Price as Tested: $19,595

It’s always way more fun to review a car that is all-new, and with the delivery of this week’s test drive, the 2018 Kia Rio, the current streak stays intact. Specifically, many times in the past we receive the so-called “new year” models that don’t really change much from the prior year. The reasoning is sound, however, as manufacturers usually keep a new generation model for a duration of five years or more.

Available as a four-door sedan or a five-door hatchback, our tester came in sharp-looking hatchback EX trim, the top-line Rio available. An entry LX trim starts at a very economical $14,200 and comes with a manual transmission, five-inch color display, AM/FM/MP3/SiriusXM, USB jack, power door locks and a host of modern safety features. However, the entry-level model does not come with enhanced safety features, and still has crank windows. When you move up to the S model at $16,400, all of the powers are standard, and the safety features, like rear-view camera, are also standard.

The engine and suspension are exactly the same as the mid-level S and top-line EX, both of which come with a six-speed automatic transmission, which is optional on the LX. The mid-level S trim adds some nicer interior features while the top-line EX comes standard with some extra nice amenities, including a UVO system and automatic emergency braking system, the latter something you don’t usually find on competing subcompact models.

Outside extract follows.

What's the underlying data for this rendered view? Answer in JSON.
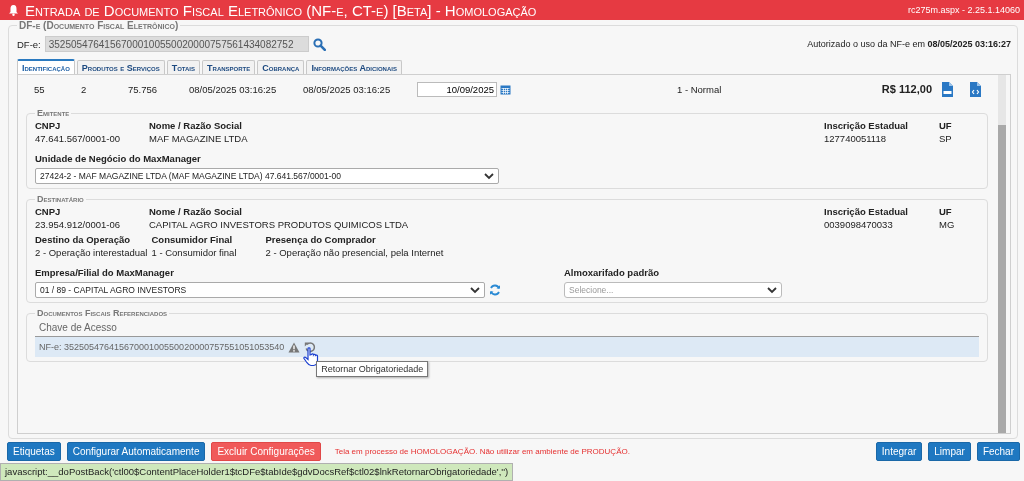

During our weeklong test, more than 300 miles were logged in all types of weather; including a five-inch snowstorm where we found the front-drive Kia delivered outstanding traction. Out on the dry highway, the Rio rode comfortably and there’s also more rear legroom than last year which we found useful when transporting several adults with no problem. When it came to sharper corners, you’ll enjoy improved performance thanks to the upgraded strut front with gas shocks and stabilizer bar and rear torsion beam setup. The EX comes with quality Continental all-season 15-inch tires on alloy wheels and four wheel disc brakes, while the LX and S have rear drums and wheel covers. Overall, there’s a new feeling of handling confidence surprisingly similar to competing vehicles we’ve reviewed in the past like Mini Cooper and Fiat Abarth. (OK, not exactly, but still very good.)

Power for all Kia models comes via a 1.6-liter four-cylinder that generates 130 horsepower and 119 lb. ft. of torque. It’s not a powerhouse by any means, but with Rio’s lighter weight, it feels fairly peppy at lower RPMs and can handle most all situations on the road. The EPA estimates are solid at 28 city and 37 highway, which is several MPG better than the 2017 model. The LX with the six speed manual is nearly identical, with one better in the city at 29 and identical 37 highway estimates.

The final tally for our test Kia Rio came in at $19,595 retail thanks to a $125 cargo mat kit and $895 delivery. Check with you Kia dealer for any buyer incentives.

Important numbers include a wheelbase of 101.6 inches, 2,714 lb. curb weight, 17.4 to 32.8 cu. ft of cargo space, 33.5 ft. turn circle, 5.5-inch ground clearance and an 11.9-gallon fuel tank.

Consumers can feel confident that each and every Rio has most of the modern safety features, from hill start assist to all the traction controls and air bags. However, if you want to step up in both safety and amenities, drive the S or EX first.

Likes: All new design, solid handling, hatchback cargo room, fair price.

Dislikes: Lack of available options on LX, could use more power.

(Greg Zyla is a syndicated auto columnist.)